ABOUT THIS TASK. Find and copy every line in the records that includes the string "loga".
-- Opening Marker --
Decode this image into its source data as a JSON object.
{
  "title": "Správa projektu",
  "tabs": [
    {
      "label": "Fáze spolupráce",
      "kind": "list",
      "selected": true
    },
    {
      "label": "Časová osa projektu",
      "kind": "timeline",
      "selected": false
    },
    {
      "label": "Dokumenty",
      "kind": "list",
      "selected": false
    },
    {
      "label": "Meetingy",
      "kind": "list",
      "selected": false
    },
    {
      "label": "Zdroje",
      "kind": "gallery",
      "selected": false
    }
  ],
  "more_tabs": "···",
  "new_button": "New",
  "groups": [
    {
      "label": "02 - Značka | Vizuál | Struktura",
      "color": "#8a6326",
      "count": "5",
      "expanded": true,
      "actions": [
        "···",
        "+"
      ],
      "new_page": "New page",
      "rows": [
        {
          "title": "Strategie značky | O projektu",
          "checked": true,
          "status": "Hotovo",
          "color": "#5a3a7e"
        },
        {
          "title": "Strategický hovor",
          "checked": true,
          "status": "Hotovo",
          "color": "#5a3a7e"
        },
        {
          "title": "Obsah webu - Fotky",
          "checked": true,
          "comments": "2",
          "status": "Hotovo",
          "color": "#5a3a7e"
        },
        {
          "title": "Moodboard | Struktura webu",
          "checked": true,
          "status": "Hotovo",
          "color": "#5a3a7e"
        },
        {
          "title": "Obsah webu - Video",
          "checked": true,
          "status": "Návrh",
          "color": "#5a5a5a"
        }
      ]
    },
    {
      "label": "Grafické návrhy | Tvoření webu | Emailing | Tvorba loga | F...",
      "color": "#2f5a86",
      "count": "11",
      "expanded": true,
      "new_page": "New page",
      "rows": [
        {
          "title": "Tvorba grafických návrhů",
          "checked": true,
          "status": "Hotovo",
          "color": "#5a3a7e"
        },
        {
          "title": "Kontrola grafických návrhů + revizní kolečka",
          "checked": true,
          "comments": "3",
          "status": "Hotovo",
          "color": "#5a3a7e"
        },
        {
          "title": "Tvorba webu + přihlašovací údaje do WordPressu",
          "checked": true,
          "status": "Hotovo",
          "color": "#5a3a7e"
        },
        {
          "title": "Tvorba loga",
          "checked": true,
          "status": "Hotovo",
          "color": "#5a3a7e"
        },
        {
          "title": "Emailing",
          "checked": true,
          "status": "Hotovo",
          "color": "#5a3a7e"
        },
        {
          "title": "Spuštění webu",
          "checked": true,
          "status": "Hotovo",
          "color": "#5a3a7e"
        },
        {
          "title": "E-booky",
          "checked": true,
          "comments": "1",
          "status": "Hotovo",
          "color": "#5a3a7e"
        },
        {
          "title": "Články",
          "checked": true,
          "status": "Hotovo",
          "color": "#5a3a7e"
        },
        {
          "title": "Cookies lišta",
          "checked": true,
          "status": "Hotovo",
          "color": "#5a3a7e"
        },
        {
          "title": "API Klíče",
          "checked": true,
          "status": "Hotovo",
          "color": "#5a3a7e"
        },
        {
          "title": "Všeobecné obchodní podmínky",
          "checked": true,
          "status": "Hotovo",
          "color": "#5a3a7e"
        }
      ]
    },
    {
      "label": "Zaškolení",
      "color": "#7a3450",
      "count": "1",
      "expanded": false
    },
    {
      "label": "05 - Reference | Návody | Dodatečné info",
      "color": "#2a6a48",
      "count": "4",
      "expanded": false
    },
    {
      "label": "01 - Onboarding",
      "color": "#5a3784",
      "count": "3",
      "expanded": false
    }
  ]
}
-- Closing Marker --
ANSWER.
      "label": "Grafické návrhy | Tvoření webu | Emailing | Tvorba loga | F...",
          "title": "Tvorba loga",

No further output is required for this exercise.